Assignment ▸ Below are the records; count the lines in which "Filter" occurs and report only that number.

╔══

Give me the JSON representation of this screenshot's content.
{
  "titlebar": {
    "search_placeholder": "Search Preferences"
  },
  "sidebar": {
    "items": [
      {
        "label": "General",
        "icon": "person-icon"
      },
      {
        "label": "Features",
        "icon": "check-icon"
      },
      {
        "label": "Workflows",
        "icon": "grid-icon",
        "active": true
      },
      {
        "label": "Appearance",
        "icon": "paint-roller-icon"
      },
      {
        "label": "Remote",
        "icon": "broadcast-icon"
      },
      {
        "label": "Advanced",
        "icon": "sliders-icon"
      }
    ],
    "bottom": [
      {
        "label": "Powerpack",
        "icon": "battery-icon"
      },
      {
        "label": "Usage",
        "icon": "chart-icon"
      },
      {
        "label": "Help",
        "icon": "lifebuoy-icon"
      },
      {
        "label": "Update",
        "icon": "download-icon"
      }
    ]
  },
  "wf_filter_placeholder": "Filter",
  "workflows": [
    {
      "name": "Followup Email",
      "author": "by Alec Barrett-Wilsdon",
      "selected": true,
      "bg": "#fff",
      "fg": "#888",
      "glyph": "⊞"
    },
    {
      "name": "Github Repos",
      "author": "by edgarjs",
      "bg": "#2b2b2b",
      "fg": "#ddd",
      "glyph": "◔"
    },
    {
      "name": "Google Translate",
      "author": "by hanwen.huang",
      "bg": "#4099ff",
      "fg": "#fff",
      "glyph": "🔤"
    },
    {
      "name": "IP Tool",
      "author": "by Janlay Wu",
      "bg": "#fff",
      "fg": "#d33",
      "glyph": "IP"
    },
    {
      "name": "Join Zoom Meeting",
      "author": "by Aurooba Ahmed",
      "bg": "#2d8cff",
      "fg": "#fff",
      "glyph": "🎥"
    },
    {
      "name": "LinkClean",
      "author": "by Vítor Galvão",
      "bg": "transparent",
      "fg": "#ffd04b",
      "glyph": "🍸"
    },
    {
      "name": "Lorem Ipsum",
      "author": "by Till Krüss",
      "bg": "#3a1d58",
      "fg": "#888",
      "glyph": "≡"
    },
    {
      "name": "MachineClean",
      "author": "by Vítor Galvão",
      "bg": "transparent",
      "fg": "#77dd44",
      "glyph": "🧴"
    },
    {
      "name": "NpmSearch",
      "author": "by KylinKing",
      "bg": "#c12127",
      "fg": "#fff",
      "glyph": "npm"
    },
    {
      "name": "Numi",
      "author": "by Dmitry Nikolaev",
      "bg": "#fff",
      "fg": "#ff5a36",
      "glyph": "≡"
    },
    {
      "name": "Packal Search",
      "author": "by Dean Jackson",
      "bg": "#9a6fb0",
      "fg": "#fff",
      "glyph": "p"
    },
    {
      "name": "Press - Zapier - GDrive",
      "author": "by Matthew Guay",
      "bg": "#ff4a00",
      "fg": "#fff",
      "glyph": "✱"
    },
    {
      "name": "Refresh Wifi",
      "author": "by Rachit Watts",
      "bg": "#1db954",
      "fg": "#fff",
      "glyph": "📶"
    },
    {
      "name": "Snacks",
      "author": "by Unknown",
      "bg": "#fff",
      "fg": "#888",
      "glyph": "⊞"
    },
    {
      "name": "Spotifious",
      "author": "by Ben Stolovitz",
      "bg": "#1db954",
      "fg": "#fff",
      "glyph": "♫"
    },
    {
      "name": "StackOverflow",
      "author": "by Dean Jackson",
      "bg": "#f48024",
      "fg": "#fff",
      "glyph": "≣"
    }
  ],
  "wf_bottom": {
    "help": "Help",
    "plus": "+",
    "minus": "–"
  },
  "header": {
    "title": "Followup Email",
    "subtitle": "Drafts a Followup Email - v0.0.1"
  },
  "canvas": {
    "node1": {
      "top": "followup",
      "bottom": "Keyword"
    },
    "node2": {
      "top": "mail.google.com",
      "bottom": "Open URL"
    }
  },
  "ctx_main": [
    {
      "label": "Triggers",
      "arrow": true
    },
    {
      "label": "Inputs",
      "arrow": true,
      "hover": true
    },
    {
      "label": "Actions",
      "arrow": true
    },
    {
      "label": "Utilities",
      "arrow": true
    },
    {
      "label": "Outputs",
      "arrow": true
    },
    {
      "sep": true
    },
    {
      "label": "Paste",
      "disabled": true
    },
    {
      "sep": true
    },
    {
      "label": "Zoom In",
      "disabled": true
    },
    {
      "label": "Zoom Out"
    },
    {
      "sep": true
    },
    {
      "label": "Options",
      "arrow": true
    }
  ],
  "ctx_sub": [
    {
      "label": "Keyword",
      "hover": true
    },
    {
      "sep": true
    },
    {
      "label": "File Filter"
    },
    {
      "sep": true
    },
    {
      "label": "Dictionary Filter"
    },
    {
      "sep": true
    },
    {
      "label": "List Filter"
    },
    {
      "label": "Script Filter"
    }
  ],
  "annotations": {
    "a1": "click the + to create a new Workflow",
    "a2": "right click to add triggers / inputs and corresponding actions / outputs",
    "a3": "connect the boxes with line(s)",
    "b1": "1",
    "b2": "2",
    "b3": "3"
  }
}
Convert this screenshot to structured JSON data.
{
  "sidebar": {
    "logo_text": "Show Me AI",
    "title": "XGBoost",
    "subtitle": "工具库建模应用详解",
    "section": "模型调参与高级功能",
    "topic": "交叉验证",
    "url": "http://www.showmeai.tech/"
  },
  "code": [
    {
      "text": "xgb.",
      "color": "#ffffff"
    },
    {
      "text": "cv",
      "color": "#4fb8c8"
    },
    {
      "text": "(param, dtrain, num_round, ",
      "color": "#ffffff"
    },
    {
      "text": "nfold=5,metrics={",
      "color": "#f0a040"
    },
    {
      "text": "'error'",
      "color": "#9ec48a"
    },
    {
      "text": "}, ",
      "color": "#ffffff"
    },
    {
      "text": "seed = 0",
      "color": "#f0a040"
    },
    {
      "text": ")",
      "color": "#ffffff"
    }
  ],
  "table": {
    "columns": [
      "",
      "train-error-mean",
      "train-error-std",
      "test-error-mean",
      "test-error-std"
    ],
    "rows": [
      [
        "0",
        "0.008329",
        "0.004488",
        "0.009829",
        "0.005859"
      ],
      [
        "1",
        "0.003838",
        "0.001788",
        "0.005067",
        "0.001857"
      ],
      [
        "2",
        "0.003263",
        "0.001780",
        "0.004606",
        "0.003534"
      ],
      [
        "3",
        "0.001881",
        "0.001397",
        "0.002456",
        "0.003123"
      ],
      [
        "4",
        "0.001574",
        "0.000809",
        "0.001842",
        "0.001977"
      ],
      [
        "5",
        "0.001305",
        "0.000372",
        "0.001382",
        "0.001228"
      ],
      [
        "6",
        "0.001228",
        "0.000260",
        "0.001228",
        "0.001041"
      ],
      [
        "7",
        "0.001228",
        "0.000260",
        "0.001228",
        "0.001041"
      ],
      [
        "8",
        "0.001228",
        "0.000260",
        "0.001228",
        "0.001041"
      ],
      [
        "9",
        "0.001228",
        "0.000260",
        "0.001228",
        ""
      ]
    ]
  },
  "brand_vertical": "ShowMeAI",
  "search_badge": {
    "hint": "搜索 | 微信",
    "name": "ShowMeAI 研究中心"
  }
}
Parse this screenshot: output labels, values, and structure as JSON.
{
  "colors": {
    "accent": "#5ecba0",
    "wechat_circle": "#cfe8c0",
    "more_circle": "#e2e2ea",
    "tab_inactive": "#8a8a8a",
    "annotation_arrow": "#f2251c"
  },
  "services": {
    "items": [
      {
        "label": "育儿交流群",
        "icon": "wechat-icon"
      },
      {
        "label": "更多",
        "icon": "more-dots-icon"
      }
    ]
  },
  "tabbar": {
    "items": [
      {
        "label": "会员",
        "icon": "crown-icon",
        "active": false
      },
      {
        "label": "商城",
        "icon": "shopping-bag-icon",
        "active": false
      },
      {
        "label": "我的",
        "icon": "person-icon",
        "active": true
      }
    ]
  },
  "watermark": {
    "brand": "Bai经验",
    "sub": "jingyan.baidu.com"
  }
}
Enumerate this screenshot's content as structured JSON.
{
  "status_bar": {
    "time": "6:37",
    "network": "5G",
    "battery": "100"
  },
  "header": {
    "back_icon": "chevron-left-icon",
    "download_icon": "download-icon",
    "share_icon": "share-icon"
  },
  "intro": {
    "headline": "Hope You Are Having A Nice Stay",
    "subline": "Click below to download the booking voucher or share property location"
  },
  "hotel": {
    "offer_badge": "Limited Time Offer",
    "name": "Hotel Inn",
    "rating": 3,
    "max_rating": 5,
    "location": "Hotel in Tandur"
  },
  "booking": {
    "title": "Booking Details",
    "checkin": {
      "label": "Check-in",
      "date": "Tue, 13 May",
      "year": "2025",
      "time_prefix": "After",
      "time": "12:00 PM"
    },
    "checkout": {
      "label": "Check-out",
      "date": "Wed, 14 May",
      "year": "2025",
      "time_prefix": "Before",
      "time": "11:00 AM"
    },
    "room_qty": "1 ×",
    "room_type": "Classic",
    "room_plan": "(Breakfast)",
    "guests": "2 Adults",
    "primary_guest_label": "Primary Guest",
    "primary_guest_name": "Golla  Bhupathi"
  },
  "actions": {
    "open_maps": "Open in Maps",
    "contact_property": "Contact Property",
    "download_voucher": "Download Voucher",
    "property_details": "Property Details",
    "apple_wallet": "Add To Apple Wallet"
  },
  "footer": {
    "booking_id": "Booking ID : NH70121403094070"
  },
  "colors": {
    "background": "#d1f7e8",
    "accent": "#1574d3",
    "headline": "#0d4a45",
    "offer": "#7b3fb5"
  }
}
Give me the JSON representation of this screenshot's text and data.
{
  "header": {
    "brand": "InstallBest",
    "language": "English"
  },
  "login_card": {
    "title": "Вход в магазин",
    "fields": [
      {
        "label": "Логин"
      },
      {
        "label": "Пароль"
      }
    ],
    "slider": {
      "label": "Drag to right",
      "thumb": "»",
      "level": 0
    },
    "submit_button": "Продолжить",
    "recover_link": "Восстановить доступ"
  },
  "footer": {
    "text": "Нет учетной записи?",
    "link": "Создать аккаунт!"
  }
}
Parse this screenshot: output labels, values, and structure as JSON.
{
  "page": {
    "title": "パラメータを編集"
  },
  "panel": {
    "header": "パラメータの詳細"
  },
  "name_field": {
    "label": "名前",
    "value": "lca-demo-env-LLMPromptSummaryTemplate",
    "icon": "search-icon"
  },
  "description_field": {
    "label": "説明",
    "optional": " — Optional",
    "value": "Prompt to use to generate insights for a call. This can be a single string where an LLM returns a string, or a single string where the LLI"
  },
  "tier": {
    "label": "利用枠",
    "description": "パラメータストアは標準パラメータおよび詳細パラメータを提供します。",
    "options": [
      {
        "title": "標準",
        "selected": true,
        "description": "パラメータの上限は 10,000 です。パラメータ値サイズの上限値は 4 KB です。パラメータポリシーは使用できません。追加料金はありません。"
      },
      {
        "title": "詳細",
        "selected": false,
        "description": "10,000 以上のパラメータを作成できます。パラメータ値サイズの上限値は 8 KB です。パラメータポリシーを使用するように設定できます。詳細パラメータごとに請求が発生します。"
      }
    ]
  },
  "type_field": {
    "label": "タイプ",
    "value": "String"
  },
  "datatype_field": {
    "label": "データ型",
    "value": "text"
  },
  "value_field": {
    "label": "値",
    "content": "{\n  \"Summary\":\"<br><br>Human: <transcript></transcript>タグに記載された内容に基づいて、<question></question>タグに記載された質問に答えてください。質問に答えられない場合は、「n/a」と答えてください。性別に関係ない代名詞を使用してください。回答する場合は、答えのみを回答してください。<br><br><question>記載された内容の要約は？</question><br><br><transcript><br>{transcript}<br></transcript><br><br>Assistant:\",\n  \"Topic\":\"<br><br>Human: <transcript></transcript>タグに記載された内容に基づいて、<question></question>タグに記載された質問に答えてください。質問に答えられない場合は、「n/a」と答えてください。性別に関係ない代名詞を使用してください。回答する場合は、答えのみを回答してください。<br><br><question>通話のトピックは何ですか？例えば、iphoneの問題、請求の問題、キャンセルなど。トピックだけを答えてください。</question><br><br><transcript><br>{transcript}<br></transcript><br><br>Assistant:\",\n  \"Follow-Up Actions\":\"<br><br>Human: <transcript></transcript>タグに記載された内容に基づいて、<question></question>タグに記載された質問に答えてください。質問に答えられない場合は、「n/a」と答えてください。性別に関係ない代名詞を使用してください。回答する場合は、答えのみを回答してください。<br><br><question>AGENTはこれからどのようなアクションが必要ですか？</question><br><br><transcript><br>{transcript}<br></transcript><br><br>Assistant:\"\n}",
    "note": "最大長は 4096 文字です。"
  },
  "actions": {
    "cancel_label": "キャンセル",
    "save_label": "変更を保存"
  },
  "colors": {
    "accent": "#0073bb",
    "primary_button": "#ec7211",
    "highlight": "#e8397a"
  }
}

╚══

Answer area ▸ 5